Poland: UK no longer a leading EU country

Britain has lost its place in the club of leading EU nations over its plan to hold a referendum on EU membership, the Polish foreign minister has said.

Column / Brexit Briefing

Searching for a voice and a standard bearer

As Britons come to terms with the reality of Brexit many Remainers are now listless, looking for someone to present a viable alternative to Theresa May's dominance

News in Brief

  1. Spanish court jails former IMF chief Rato
  2. Macron proposes Nordic-style economic model for France
  3. Germany posts record high budget surplus
  4. Labour ousts Ukip in Brexit homeland
  5. Dutch lower house approves EU-Ukraine treaty
  6. WTO says Russian pork ban was illegal
  7. Belgian nuclear plant made 'significant progress' on safety
  8. Report: Commission gauging EU support for Poland sanctions

Stakeholders' Highlights

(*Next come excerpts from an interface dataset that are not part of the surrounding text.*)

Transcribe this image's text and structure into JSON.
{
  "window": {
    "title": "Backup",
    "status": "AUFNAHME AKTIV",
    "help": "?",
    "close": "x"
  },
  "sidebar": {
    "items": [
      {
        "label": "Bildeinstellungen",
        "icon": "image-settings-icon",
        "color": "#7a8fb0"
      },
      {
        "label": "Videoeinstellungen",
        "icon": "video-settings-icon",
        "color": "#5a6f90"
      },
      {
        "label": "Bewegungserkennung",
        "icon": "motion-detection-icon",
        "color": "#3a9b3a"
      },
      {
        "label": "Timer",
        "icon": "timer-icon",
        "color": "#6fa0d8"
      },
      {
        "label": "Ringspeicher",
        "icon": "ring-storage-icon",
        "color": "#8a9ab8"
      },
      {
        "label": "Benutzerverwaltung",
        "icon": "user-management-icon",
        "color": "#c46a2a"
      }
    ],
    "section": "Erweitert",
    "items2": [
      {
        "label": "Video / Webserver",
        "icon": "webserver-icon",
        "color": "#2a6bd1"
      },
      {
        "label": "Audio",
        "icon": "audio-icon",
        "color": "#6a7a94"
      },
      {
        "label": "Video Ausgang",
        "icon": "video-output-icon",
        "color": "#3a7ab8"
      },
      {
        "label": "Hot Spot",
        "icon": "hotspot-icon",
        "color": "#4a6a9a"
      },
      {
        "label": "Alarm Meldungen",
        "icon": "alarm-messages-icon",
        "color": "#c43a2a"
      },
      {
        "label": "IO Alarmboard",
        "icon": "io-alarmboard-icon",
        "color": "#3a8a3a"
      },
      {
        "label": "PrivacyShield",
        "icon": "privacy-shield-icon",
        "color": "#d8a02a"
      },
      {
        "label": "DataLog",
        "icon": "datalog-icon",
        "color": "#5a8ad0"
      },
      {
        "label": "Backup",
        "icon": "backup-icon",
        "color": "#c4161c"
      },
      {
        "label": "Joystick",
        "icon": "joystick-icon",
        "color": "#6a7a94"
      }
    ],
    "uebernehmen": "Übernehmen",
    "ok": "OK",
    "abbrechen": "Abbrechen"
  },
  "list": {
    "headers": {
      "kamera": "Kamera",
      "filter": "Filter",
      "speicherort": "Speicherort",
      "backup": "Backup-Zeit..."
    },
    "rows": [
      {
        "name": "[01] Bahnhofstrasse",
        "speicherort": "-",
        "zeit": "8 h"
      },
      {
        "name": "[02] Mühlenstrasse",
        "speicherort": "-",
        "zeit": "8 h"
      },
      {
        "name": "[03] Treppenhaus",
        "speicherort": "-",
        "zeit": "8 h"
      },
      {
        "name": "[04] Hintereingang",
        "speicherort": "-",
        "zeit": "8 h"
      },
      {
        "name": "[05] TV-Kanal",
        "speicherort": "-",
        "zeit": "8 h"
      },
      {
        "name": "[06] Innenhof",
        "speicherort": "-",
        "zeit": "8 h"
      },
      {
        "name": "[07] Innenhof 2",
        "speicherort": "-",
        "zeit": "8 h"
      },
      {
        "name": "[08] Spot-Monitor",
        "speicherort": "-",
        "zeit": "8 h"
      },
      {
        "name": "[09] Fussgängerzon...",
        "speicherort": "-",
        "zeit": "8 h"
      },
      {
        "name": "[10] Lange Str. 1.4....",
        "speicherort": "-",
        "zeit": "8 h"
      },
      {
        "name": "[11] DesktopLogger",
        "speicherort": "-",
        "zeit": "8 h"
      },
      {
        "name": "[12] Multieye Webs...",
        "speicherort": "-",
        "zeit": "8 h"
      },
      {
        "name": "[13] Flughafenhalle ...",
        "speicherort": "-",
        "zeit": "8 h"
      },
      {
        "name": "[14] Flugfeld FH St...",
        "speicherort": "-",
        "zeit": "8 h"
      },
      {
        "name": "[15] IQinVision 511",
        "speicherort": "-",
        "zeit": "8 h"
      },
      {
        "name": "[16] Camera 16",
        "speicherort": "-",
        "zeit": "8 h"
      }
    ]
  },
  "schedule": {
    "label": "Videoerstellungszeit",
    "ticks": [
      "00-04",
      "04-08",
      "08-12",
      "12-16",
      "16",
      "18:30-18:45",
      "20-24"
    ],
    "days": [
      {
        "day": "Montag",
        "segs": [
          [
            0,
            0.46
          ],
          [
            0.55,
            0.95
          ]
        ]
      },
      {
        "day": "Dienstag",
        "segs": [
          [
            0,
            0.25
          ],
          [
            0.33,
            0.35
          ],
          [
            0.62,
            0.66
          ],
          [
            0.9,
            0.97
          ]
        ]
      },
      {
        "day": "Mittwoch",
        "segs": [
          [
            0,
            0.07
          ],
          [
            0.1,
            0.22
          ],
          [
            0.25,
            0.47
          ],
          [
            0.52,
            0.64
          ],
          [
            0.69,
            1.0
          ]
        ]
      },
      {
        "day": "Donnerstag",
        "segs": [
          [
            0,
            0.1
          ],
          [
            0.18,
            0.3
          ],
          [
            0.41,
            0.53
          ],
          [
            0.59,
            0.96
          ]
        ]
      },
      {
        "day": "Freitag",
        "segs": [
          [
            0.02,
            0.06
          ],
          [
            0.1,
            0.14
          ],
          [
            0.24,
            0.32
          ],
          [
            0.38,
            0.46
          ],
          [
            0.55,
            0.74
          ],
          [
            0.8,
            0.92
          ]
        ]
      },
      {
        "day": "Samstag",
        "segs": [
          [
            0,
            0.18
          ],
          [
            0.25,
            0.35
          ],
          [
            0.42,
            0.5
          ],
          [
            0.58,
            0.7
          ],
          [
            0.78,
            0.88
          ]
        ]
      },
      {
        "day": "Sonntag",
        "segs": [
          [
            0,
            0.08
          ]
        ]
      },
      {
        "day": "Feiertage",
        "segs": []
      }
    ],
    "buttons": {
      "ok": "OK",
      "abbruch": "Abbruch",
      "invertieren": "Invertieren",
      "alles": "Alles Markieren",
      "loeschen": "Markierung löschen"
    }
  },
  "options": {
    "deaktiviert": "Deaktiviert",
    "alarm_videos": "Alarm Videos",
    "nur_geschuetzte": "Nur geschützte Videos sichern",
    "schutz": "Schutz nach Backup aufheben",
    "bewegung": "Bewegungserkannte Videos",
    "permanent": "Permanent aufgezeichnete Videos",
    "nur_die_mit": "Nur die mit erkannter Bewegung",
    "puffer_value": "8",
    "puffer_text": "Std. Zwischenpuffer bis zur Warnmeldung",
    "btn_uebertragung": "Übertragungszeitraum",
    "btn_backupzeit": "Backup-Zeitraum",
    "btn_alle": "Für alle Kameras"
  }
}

  1. EURORDISJoin the Rare Disease Day and Help to Advocate for More Research on Rare Diseases
  2. European Healthy Lifestyle AllianceStudents Who Are Considered Fit Get Better Grades in School
  3. QS World MBA TourMeet with Leading International Business Schools in Paris on March 4th
  4. Malta EU 2017Economic Governance: Agreement Reached on Structural Reform Support Programme for Member States
  5. Socialists & DemocratsWomen Have to Work Ten Years Longer to Match Lifetime Earnings of Men
  6. Counter BalanceTrans-Adriatic Pipeline Is a Major Risk for Banks, Warns New Analysis
  7. Martens CentreEU and US Migration Policies Compared: Join the Debate on February 28th
  8. Swedish EnterprisesTechnology and Data Flows - Shaping the Society of Tomorrow
  9. UNICEFNearly 1.4 Million Children at Risk of Death as Famine Looms Across Africa and Yemen
  10. Malta EU 2017End of Roaming Fees: Council Reaches Agreement on Wholesale Caps
  11. Nordic Council of MinistersNordic Innovation House Opens in New York to Help Startups Access US Market
  12. Centre Maurits CoppietersMinorities and Migrations